**What to do**
Your response should reproduce every line of the entries that contains the word "siamo".

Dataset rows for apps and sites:
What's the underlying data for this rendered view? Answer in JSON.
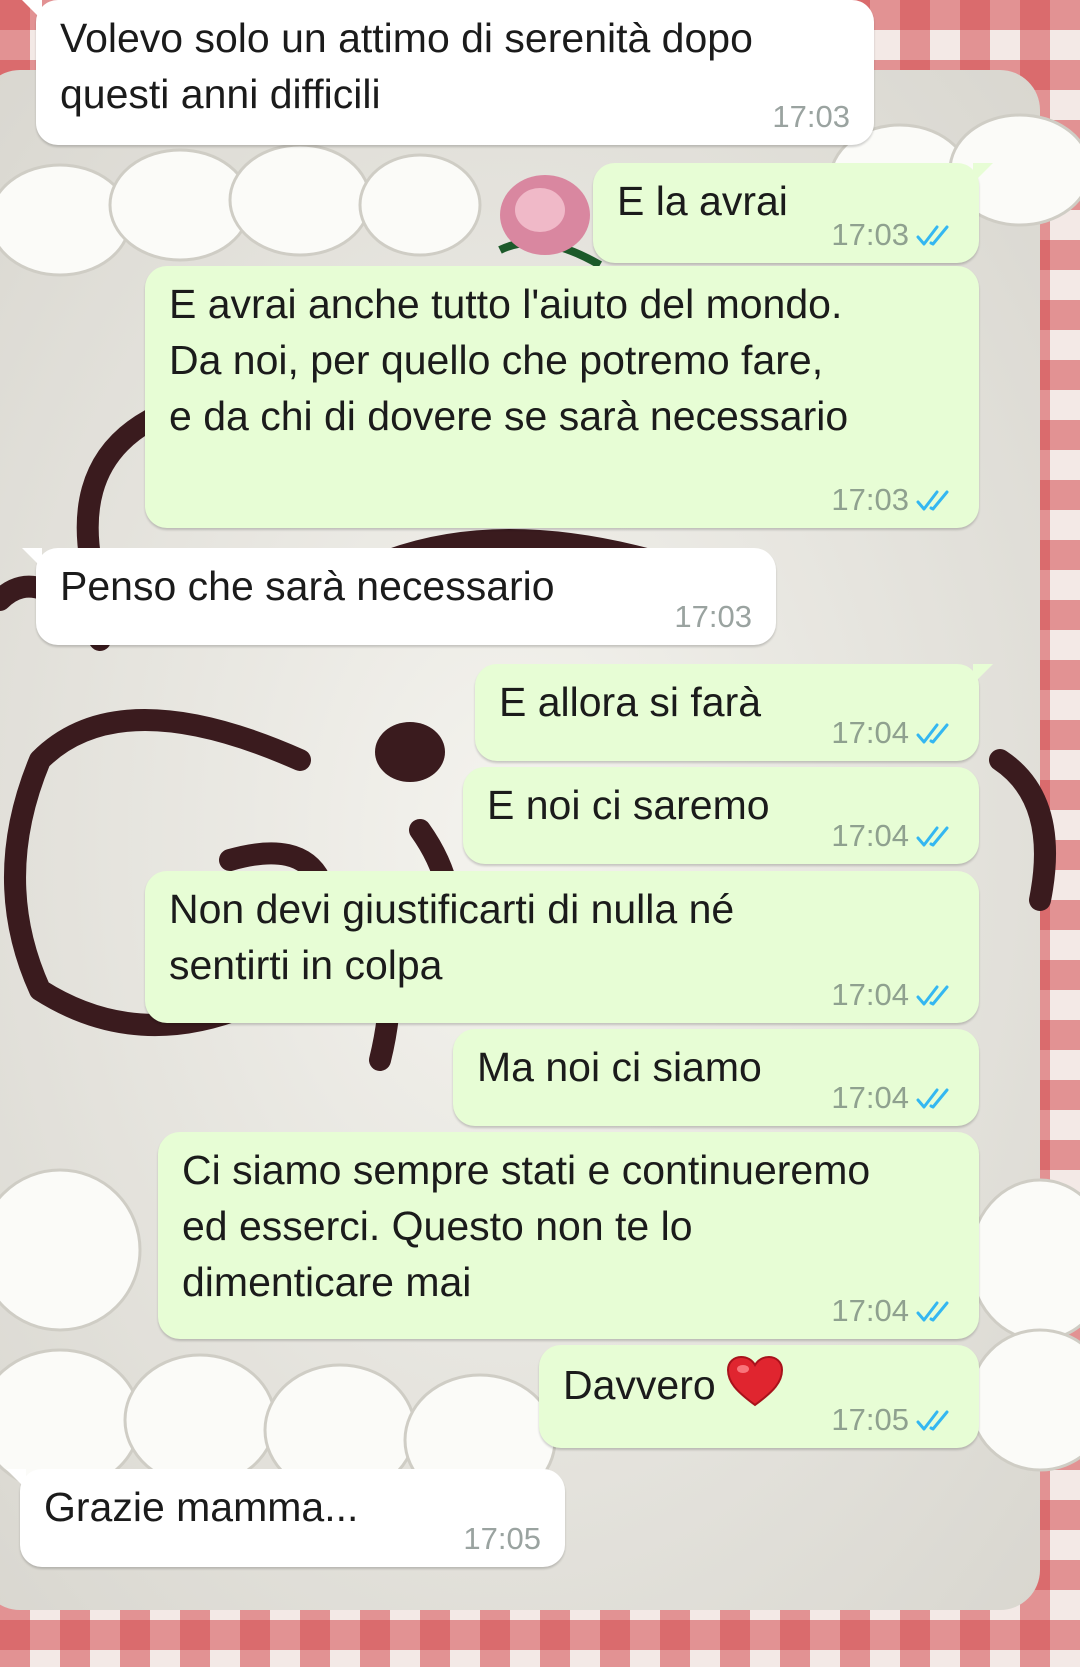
{
  "colors": {
    "incoming_bubble": "#ffffff",
    "outgoing_bubble": "#e7fdd5",
    "timestamp": "#9aa3a0",
    "read_ticks": "#34b7f1",
    "wallpaper_cake": "#f2f1ec",
    "wallpaper_chocolate": "#3a1b1e",
    "wallpaper_tablecloth": "#c3333a"
  },
  "messages": [
    {
      "direction": "in",
      "text": "Volevo solo un attimo di serenità dopo\nquesti anni difficili",
      "time": "17:03"
    },
    {
      "direction": "out",
      "text": "E la avrai",
      "time": "17:03",
      "status": "read"
    },
    {
      "direction": "out",
      "text": "E avrai anche tutto l'aiuto del mondo.\nDa noi, per quello che potremo fare,\ne da chi di dovere se sarà necessario",
      "time": "17:03",
      "status": "read"
    },
    {
      "direction": "in",
      "text": "Penso che sarà necessario",
      "time": "17:03"
    },
    {
      "direction": "out",
      "text": "E allora si farà",
      "time": "17:04",
      "status": "read"
    },
    {
      "direction": "out",
      "text": "E noi ci saremo",
      "time": "17:04",
      "status": "read"
    },
    {
      "direction": "out",
      "text": "Non devi giustificarti di nulla né\nsentirti in colpa",
      "time": "17:04",
      "status": "read"
    },
    {
      "direction": "out",
      "text": "Ma noi ci siamo",
      "time": "17:04",
      "status": "read"
    },
    {
      "direction": "out",
      "text": "Ci siamo sempre stati e continueremo\ned esserci. Questo non te lo\ndimenticare mai",
      "time": "17:04",
      "status": "read"
    },
    {
      "direction": "out",
      "text": "Davvero",
      "emoji": "red-heart-icon",
      "time": "17:05",
      "status": "read"
    },
    {
      "direction": "in",
      "text": "Grazie mamma...",
      "time": "17:05"
    }
  ]
}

**Result**
      "text": "Ma noi ci siamo",
      "text": "Ci siamo sempre stati e continueremo\ned esserci. Questo non te lo\ndimenticare mai",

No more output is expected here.